It´s usual to see Hindus, especially women embellish their skin, hair or outfit with quite a lot of different symbols. But obviously it’s not just about the appearance, you can find Hindi symbols all over their culture: food, everyday life, occasional celebrations and more. Let´s immerse into this beautiful culture and learn what are the Indian sacred symbols to know before traveling to this magical country.
It’s one of the most common signs from women. This usually red dot, marked on the forehead and in between the eyebrows, in is made with Kumkum (powder used for social and religious markings) and it’s used to identify married women. Single girls also use it but it’s not made of Kumkum.
This word literally means “machine” or “tool”, but looks like a lot of geometric figures put all together. Sometimes you can find numbers written in them and depending on how the figures are aligned, the symbol can have positive effects on the life of its owner- you’ll find it painted in walls, papers or fabrics.
It is used in a lot of religious celebrations and symbolizes the eternal nature of the Brahman, and the four directions of the Swastika are symbols for the omnipresence of this God. The word itself is a combination of Su (good) and Asati (to exist), which means “may the good prevail”.
Source: A new life in India
4. Greeting someone with the hands together
It’s the usual way of saying hi or goodbye to another person in India, also accompanied by saying “Namaste”. By doing these two things, and slightly bowing the head, you’re offering respect to the soul and to the God that lives within the person you are greeting.
Source: Meditate on this
This beautiful flower represents Hindu culture and politeness. Some deities like Lord Ganesha, worshiped as a remover of obstacles in life, are usually represented with a lotus in their hand. You will also see Brahman (the "Creator God" and one of the three most worshiped deities in India) always sitting on a lotus flower.
6. Banyan Tree
This is the tree of longevity and the national tree for the country, so it’s pretty important inside this culture. Married women tend to tie a white thread around it, so their husbands will enjoy a longer life.
7. Multiple heads and arms
The multiple body parts in representations such as several typical dances, means the ability of being in many places at the same time (divine omnipresence), as well as influencing many things at the same time. The goal of this sign is to show different characteristics associated with the god that’s being represented.
Source: Planet Save
8. The cow
Known by almost everyone as the most sacred animal in India.
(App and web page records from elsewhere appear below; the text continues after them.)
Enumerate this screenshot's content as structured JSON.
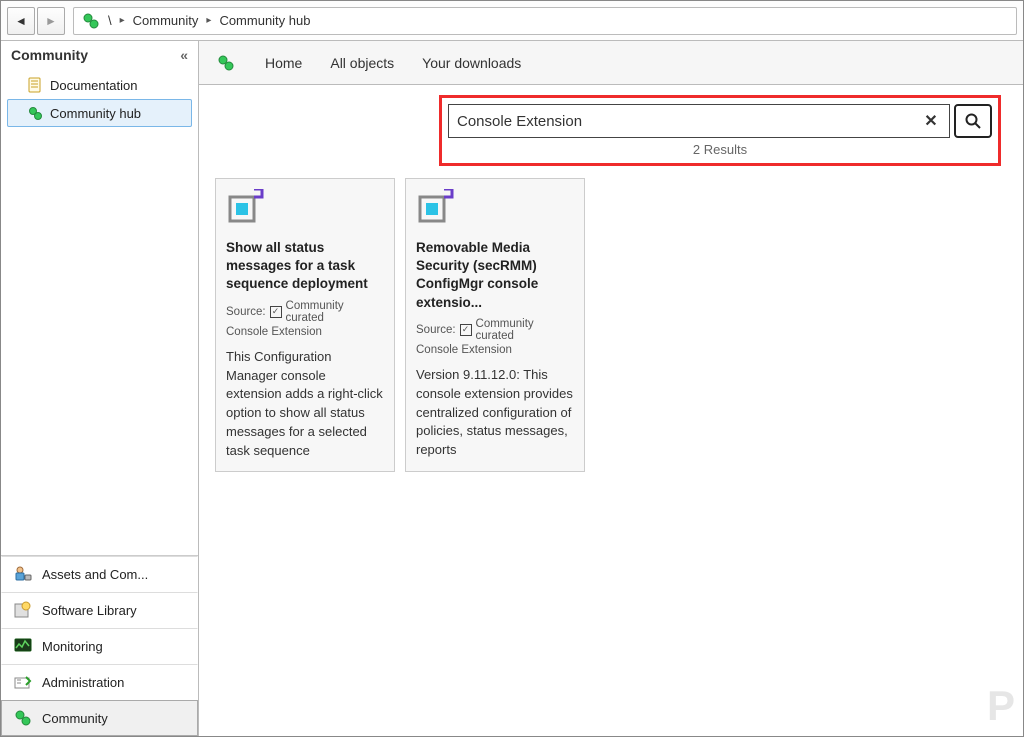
{
  "breadcrumb": {
    "root": "\\",
    "items": [
      "Community",
      "Community hub"
    ]
  },
  "sidebar": {
    "header": "Community",
    "tree": [
      {
        "label": "Documentation",
        "icon": "doc",
        "selected": false
      },
      {
        "label": "Community hub",
        "icon": "hub",
        "selected": true
      }
    ],
    "workspaces": [
      {
        "label": "Assets and Com...",
        "icon": "assets",
        "selected": false
      },
      {
        "label": "Software Library",
        "icon": "software",
        "selected": false
      },
      {
        "label": "Monitoring",
        "icon": "monitoring",
        "selected": false
      },
      {
        "label": "Administration",
        "icon": "admin",
        "selected": false
      },
      {
        "label": "Community",
        "icon": "community",
        "selected": true
      }
    ]
  },
  "tabs": {
    "items": [
      "Home",
      "All objects",
      "Your downloads"
    ]
  },
  "search": {
    "value": "Console Extension",
    "results_label": "2 Results"
  },
  "cards": [
    {
      "title": "Show all status messages for a task sequence deployment",
      "source_prefix": "Source:",
      "source_label": "Community curated",
      "category": "Console Extension",
      "description": "This Configuration Manager console extension adds a right-click option to show all status messages for a selected task sequence"
    },
    {
      "title": "Removable Media Security (secRMM) ConfigMgr console extensio...",
      "source_prefix": "Source:",
      "source_label": "Community curated",
      "category": "Console Extension",
      "description": "Version 9.11.12.0: This console extension provides centralized configuration of policies, status messages, reports"
    }
  ],
  "watermark": "P"
}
It represents purity, good nature, prosperity and motherhood. So if you come across one when driving or walking through India, you can even cuddle but always let her do her thing. They are kind of the queen of the streets.
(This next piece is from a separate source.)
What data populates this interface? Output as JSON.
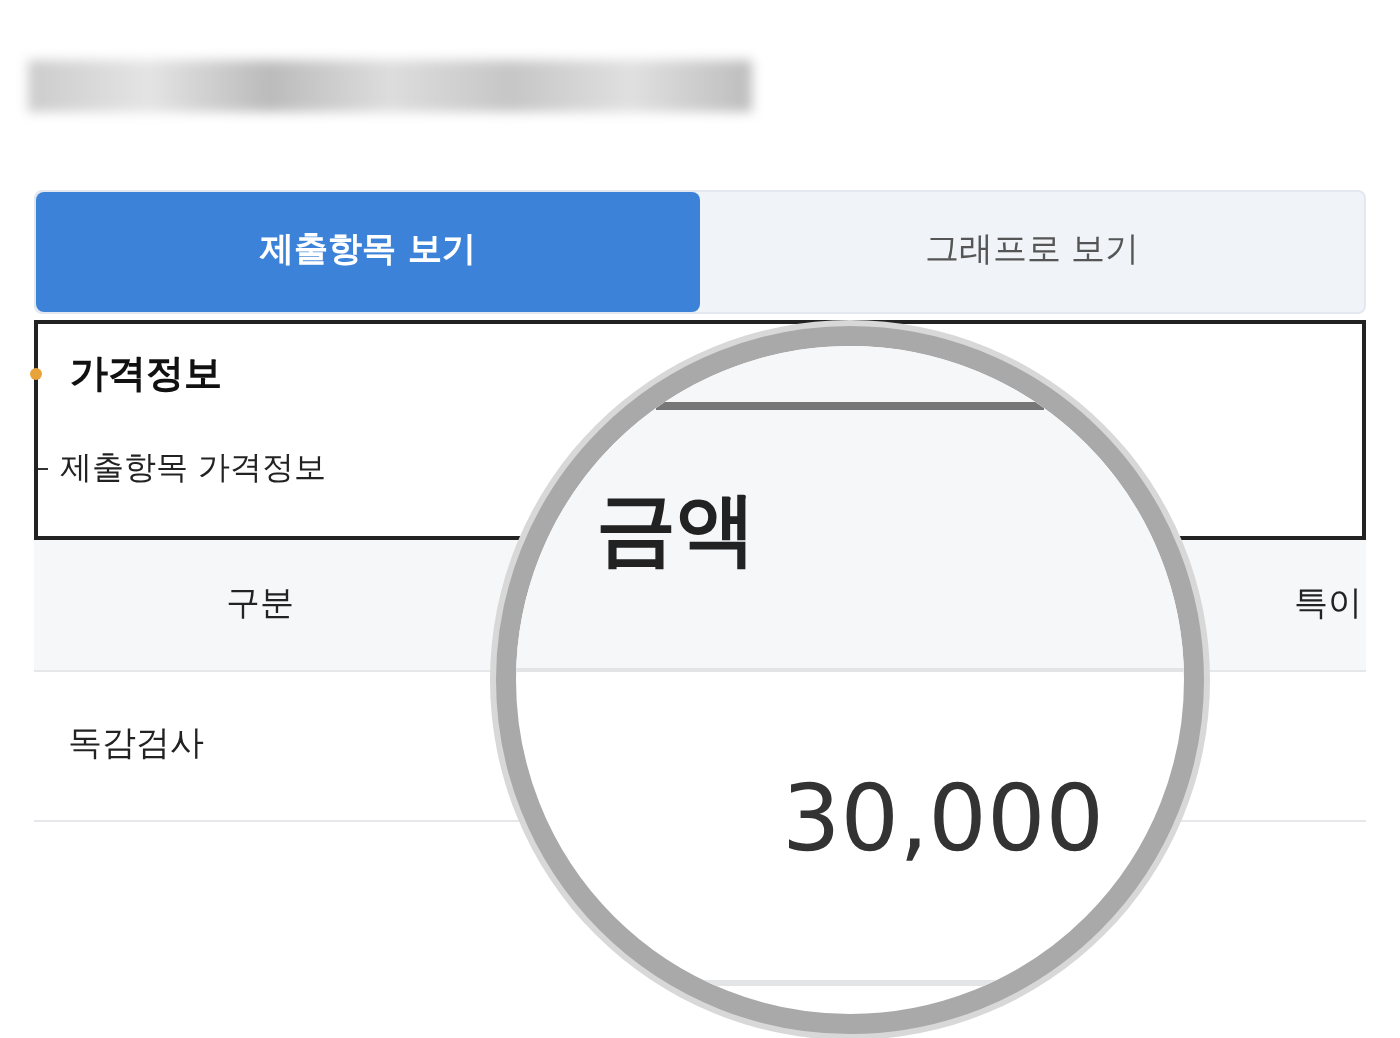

9. The saffron color
It represents all aspects of the Hindu culture. It’s the color of Agni (fire) which reflects the Supreme Being. In fact, its relevance comes from this color being the main symbol of ancient rites, related to some practices that took place in this historical religion.
Source: Nora & Valdas
10. Om (or Aum)
This sign is called prevana and it’s the most important one in the local culture. It is associated with the sound through which the universe was created. It represents walking, dreaming and deep sleep. This mantra (short prayer) is used at the beginning of quite a few prayers.
11. Henna tattoos
They have the biggest importance at a wedding and are usually made by the closest people of the bride. Feet and hands are decorated with dark colors henna in order to remain visible as long as possible. The mother-in-law is usually the first one to do it, starting a process that can last up to eight hours, guaranteeing the success of the marriage.
Personally, I can say that researching about the amazing culture of this wonderful country made me want to go there and to know details by details each of their customs. In some ways I see it very different from our western traditions and ways of living. Getting to know just a tiny bit of it triggered a deeper thirst to know more about India. Anyway, it’s important to acknowledge that India has an incredibly large quantity of symbols, as well as little interesting details and traditions that can be discovered, this is just the start. I encourage you to keep learning about this wonderful culture and share your experience! Traveling is always enriching!